Turns out, hugs don’t just make you feel good. It might sound a little corny or just something fun to do, but researchers find that giving people an affectionate squeeze is actually good for your health.
“The health benefits of giving and receiving hugs are quite impressive. They have a therapeutic effect on people,” says psychologist Joe Rock, PsyD.
He says research has found that hugs:
- Decrease release of cortisol, a stress hormone — University of Miami researchers have published numerous studies backing the benefits of the human touch. They found it can do things like lower the output of the stress hormone cortisol and cause a surge of “feel good” brain chemicals.

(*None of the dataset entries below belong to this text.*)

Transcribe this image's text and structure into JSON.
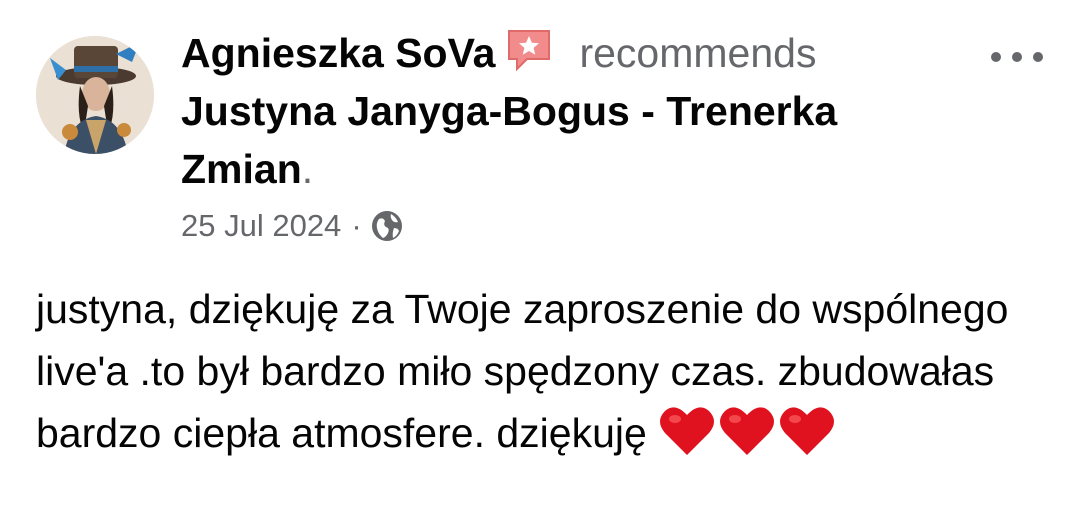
{
  "post": {
    "author": "Agnieszka SoVa",
    "verb": "recommends",
    "page_name": "Justyna Janyga-Bogus - Trenerka Zmian",
    "period": ".",
    "date": "25 Jul 2024",
    "separator": "·",
    "audience_icon": "globe-icon",
    "badge_icon": "recommendation-star-icon",
    "more_icon": "more-options-icon",
    "body": "justyna, dziękuję za Twoje zaproszenie do wspólnego live'a .to był bardzo miło spędzony czas. zbudowałas bardzo ciepła atmosfere. dziękuję",
    "reactions_emoji": [
      "heart",
      "heart",
      "heart"
    ]
  },
  "colors": {
    "text": "#050505",
    "secondary": "#65676b",
    "badge": "#f28b8b",
    "heart": "#e0121f"
  }
}
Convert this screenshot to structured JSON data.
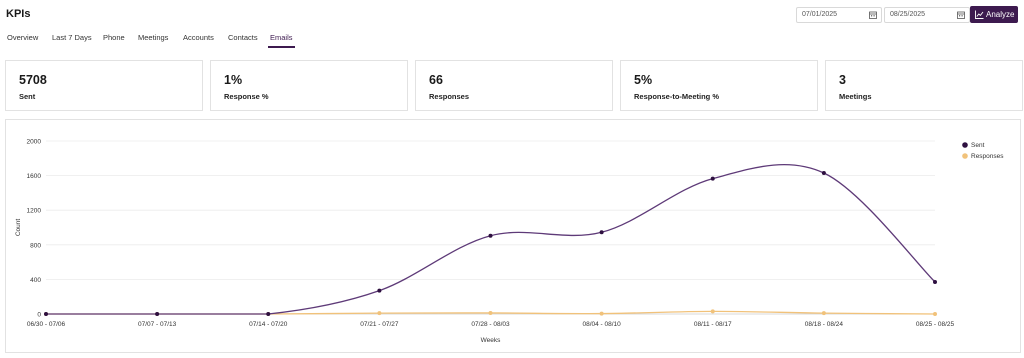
{
  "page_title": "KPIs",
  "date_range": {
    "start": "07/01/2025",
    "end": "08/25/2025"
  },
  "analyze_label": "Analyze",
  "tabs": [
    {
      "label": "Overview",
      "active": false
    },
    {
      "label": "Last 7 Days",
      "active": false
    },
    {
      "label": "Phone",
      "active": false
    },
    {
      "label": "Meetings",
      "active": false
    },
    {
      "label": "Accounts",
      "active": false
    },
    {
      "label": "Contacts",
      "active": false
    },
    {
      "label": "Emails",
      "active": true
    }
  ],
  "kpis": [
    {
      "value": "5708",
      "label": "Sent"
    },
    {
      "value": "1%",
      "label": "Response %"
    },
    {
      "value": "66",
      "label": "Responses"
    },
    {
      "value": "5%",
      "label": "Response-to-Meeting %"
    },
    {
      "value": "3",
      "label": "Meetings"
    }
  ],
  "colors": {
    "accent": "#3d1a4f",
    "sent": "#5e3a78",
    "responses": "#f1c27a",
    "grid": "#ececec"
  },
  "chart_data": {
    "type": "line",
    "xlabel": "Weeks",
    "ylabel": "Count",
    "ylim": [
      0,
      2000
    ],
    "yticks": [
      0,
      400,
      800,
      1200,
      1600,
      2000
    ],
    "categories": [
      "06/30 - 07/06",
      "07/07 - 07/13",
      "07/14 - 07/20",
      "07/21 - 07/27",
      "07/28 - 08/03",
      "08/04 - 08/10",
      "08/11 - 08/17",
      "08/18 - 08/24",
      "08/25 - 08/25"
    ],
    "series": [
      {
        "name": "Sent",
        "color": "#5e3a78",
        "values": [
          0,
          0,
          0,
          270,
          905,
          945,
          1565,
          1630,
          370
        ]
      },
      {
        "name": "Responses",
        "color": "#f1c27a",
        "values": [
          0,
          0,
          0,
          10,
          12,
          5,
          30,
          10,
          0
        ]
      }
    ],
    "legend_position": "top-right",
    "grid": true
  }
}
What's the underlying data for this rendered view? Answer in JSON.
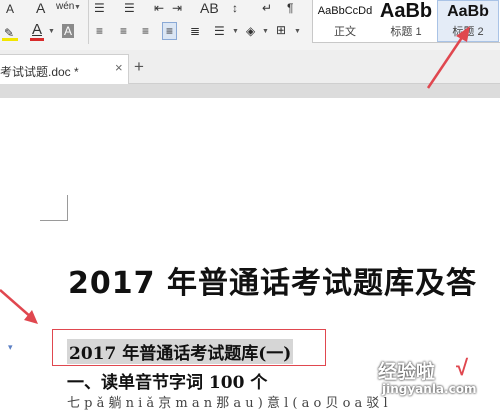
{
  "ribbon": {
    "font_size_a_label": "A",
    "font_size_a_small_label": "A",
    "phonetic_label": "wén",
    "font_color_label": "A",
    "char_shade_label": "A",
    "text_effect_label": "AB",
    "styles": [
      {
        "sample": "AaBbCcDd",
        "caption": "正文"
      },
      {
        "sample": "AaBb",
        "caption": "标题 1"
      },
      {
        "sample": "AaBb",
        "caption": "标题 2"
      }
    ],
    "colors": {
      "font_color_bar": "#d82b2b",
      "highlight_bar": "#f2e600"
    }
  },
  "tabs": {
    "document_tab_label": "考试试题.doc *",
    "close_glyph": "×",
    "new_tab_glyph": "+"
  },
  "document": {
    "title": "2017 年普通话考试题库及答",
    "selected_heading": "2017 年普通话考试题库(一)",
    "section_heading": "一、读单音节字词 100 个",
    "partial_line": "七 p ǎ 躺 n i ǎ 京 m a n 那 a u ) 意 l ( a o 贝 o a 驳 l"
  },
  "watermark": {
    "top": "经验啦",
    "check": "√",
    "bottom": "jingyanla.com"
  },
  "annotation_colors": {
    "arrow": "#e0474f"
  }
}
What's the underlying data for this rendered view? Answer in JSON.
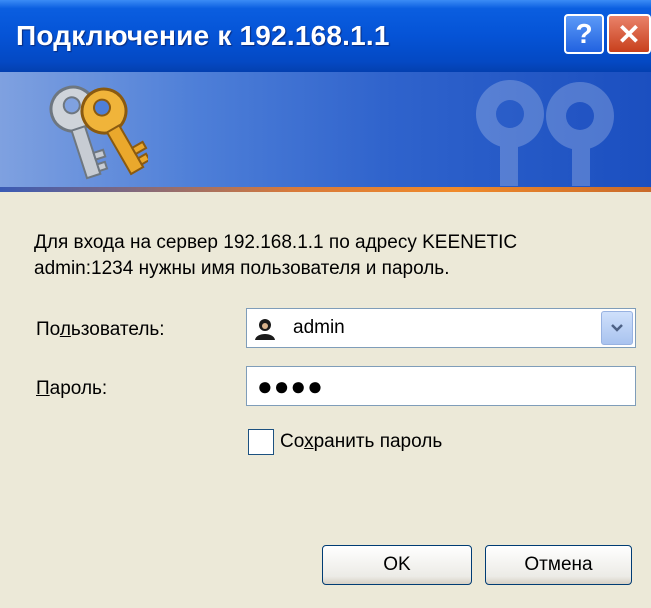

- Lower blood pressure and slow heart rate in stressful situations — A University of North Carolinastudy found hugs can lower blood pressure and heart rate in premenopausal women
- Strengthen the immune system — Researchers at Carnegie Mellon University found that people who experience high levels of social support and frequent hugs may be at a decreased risk for getting sick when under stress.
Dr. Rock says if both people are up for it, go ahead and pass on the handshakes and high-fives and give a hug instead. It breaks down some of the barriers that can make us feel detached, he says.